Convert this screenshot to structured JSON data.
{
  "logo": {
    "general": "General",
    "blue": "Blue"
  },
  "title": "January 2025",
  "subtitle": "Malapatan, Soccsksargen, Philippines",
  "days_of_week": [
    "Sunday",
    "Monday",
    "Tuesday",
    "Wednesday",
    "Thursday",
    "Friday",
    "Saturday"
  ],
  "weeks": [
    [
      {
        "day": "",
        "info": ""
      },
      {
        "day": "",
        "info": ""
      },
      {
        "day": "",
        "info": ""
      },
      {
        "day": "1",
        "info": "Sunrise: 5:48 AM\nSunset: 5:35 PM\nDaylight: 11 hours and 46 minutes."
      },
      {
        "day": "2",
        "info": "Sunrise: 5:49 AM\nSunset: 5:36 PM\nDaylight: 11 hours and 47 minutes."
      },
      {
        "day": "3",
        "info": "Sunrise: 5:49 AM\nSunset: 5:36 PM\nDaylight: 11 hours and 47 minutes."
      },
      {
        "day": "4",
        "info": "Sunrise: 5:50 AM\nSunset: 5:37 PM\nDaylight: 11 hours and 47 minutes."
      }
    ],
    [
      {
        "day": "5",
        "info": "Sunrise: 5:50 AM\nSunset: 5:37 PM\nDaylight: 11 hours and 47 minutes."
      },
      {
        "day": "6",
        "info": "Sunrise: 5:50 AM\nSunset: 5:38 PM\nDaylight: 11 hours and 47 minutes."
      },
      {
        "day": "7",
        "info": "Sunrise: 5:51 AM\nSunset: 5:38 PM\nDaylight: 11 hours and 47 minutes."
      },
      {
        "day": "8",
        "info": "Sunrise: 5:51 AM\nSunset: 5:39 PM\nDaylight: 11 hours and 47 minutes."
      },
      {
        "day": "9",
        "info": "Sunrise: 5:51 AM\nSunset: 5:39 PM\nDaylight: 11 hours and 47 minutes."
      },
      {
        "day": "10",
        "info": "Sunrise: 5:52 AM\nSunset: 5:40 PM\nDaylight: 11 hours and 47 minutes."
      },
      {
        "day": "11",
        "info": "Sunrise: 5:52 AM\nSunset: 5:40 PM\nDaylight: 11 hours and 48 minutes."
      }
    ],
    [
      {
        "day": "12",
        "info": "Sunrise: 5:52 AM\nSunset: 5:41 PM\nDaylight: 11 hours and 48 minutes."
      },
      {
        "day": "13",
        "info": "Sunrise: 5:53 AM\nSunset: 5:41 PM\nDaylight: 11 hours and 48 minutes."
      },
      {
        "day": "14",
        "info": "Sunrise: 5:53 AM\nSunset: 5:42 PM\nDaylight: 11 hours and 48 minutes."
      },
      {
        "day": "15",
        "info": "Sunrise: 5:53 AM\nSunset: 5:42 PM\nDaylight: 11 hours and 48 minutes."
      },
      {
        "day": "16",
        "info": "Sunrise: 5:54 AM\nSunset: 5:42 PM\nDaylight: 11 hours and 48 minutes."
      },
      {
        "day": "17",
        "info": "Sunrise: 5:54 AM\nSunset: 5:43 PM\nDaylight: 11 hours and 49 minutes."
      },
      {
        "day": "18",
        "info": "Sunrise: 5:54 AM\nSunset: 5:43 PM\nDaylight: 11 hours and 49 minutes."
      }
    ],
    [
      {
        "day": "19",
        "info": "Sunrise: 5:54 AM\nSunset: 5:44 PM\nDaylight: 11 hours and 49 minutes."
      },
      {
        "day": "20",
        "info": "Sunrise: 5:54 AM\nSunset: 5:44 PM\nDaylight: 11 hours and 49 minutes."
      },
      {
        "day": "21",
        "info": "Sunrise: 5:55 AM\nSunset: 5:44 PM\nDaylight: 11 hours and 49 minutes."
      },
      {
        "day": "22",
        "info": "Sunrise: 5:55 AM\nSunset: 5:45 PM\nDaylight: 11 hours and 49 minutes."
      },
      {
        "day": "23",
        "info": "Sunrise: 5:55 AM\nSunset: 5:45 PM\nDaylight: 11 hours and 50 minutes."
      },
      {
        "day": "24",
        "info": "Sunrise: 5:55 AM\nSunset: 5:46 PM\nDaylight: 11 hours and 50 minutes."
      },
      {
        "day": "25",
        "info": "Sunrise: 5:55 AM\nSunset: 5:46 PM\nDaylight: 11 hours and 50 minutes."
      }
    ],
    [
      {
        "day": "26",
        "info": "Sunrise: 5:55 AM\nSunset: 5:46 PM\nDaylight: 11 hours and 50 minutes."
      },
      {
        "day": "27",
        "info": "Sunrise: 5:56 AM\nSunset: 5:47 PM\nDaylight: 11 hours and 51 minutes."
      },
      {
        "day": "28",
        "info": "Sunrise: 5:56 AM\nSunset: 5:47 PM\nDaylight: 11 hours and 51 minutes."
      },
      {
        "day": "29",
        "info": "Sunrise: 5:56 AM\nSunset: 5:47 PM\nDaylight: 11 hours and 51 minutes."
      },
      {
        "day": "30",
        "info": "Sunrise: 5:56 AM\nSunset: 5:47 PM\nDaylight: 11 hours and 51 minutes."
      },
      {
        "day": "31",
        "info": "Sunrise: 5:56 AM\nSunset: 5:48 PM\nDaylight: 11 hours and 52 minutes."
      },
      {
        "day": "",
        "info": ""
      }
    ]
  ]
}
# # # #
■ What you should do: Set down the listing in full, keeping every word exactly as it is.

■ Solution below:
Convert this screenshot to structured JSON data.
{
  "logo": {
    "general": "General",
    "blue": "Blue"
  },
  "title": "January 2025",
  "subtitle": "Malapatan, Soccsksargen, Philippines",
  "days_of_week": [
    "Sunday",
    "Monday",
    "Tuesday",
    "Wednesday",
    "Thursday",
    "Friday",
    "Saturday"
  ],
  "weeks": [
    [
      {
        "day": "",
        "info": ""
      },
      {
        "day": "",
        "info": ""
      },
      {
        "day": "",
        "info": ""
      },
      {
        "day": "1",
        "info": "Sunrise: 5:48 AM\nSunset: 5:35 PM\nDaylight: 11 hours and 46 minutes."
      },
      {
        "day": "2",
        "info": "Sunrise: 5:49 AM\nSunset: 5:36 PM\nDaylight: 11 hours and 47 minutes."
      },
      {
        "day": "3",
        "info": "Sunrise: 5:49 AM\nSunset: 5:36 PM\nDaylight: 11 hours and 47 minutes."
      },
      {
        "day": "4",
        "info": "Sunrise: 5:50 AM\nSunset: 5:37 PM\nDaylight: 11 hours and 47 minutes."
      }
    ],
    [
      {
        "day": "5",
        "info": "Sunrise: 5:50 AM\nSunset: 5:37 PM\nDaylight: 11 hours and 47 minutes."
      },
      {
        "day": "6",
        "info": "Sunrise: 5:50 AM\nSunset: 5:38 PM\nDaylight: 11 hours and 47 minutes."
      },
      {
        "day": "7",
        "info": "Sunrise: 5:51 AM\nSunset: 5:38 PM\nDaylight: 11 hours and 47 minutes."
      },
      {
        "day": "8",
        "info": "Sunrise: 5:51 AM\nSunset: 5:39 PM\nDaylight: 11 hours and 47 minutes."
      },
      {
        "day": "9",
        "info": "Sunrise: 5:51 AM\nSunset: 5:39 PM\nDaylight: 11 hours and 47 minutes."
      },
      {
        "day": "10",
        "info": "Sunrise: 5:52 AM\nSunset: 5:40 PM\nDaylight: 11 hours and 47 minutes."
      },
      {
        "day": "11",
        "info": "Sunrise: 5:52 AM\nSunset: 5:40 PM\nDaylight: 11 hours and 48 minutes."
      }
    ],
    [
      {
        "day": "12",
        "info": "Sunrise: 5:52 AM\nSunset: 5:41 PM\nDaylight: 11 hours and 48 minutes."
      },
      {
        "day": "13",
        "info": "Sunrise: 5:53 AM\nSunset: 5:41 PM\nDaylight: 11 hours and 48 minutes."
      },
      {
        "day": "14",
        "info": "Sunrise: 5:53 AM\nSunset: 5:42 PM\nDaylight: 11 hours and 48 minutes."
      },
      {
        "day": "15",
        "info": "Sunrise: 5:53 AM\nSunset: 5:42 PM\nDaylight: 11 hours and 48 minutes."
      },
      {
        "day": "16",
        "info": "Sunrise: 5:54 AM\nSunset: 5:42 PM\nDaylight: 11 hours and 48 minutes."
      },
      {
        "day": "17",
        "info": "Sunrise: 5:54 AM\nSunset: 5:43 PM\nDaylight: 11 hours and 49 minutes."
      },
      {
        "day": "18",
        "info": "Sunrise: 5:54 AM\nSunset: 5:43 PM\nDaylight: 11 hours and 49 minutes."
      }
    ],
    [
      {
        "day": "19",
        "info": "Sunrise: 5:54 AM\nSunset: 5:44 PM\nDaylight: 11 hours and 49 minutes."
      },
      {
        "day": "20",
        "info": "Sunrise: 5:54 AM\nSunset: 5:44 PM\nDaylight: 11 hours and 49 minutes."
      },
      {
        "day": "21",
        "info": "Sunrise: 5:55 AM\nSunset: 5:44 PM\nDaylight: 11 hours and 49 minutes."
      },
      {
        "day": "22",
        "info": "Sunrise: 5:55 AM\nSunset: 5:45 PM\nDaylight: 11 hours and 49 minutes."
      },
      {
        "day": "23",
        "info": "Sunrise: 5:55 AM\nSunset: 5:45 PM\nDaylight: 11 hours and 50 minutes."
      },
      {
        "day": "24",
        "info": "Sunrise: 5:55 AM\nSunset: 5:46 PM\nDaylight: 11 hours and 50 minutes."
      },
      {
        "day": "25",
        "info": "Sunrise: 5:55 AM\nSunset: 5:46 PM\nDaylight: 11 hours and 50 minutes."
      }
    ],
    [
      {
        "day": "26",
        "info": "Sunrise: 5:55 AM\nSunset: 5:46 PM\nDaylight: 11 hours and 50 minutes."
      },
      {
        "day": "27",
        "info": "Sunrise: 5:56 AM\nSunset: 5:47 PM\nDaylight: 11 hours and 51 minutes."
      },
      {
        "day": "28",
        "info": "Sunrise: 5:56 AM\nSunset: 5:47 PM\nDaylight: 11 hours and 51 minutes."
      },
      {
        "day": "29",
        "info": "Sunrise: 5:56 AM\nSunset: 5:47 PM\nDaylight: 11 hours and 51 minutes."
      },
      {
        "day": "30",
        "info": "Sunrise: 5:56 AM\nSunset: 5:47 PM\nDaylight: 11 hours and 51 minutes."
      },
      {
        "day": "31",
        "info": "Sunrise: 5:56 AM\nSunset: 5:48 PM\nDaylight: 11 hours and 52 minutes."
      },
      {
        "day": "",
        "info": ""
      }
    ]
  ]
}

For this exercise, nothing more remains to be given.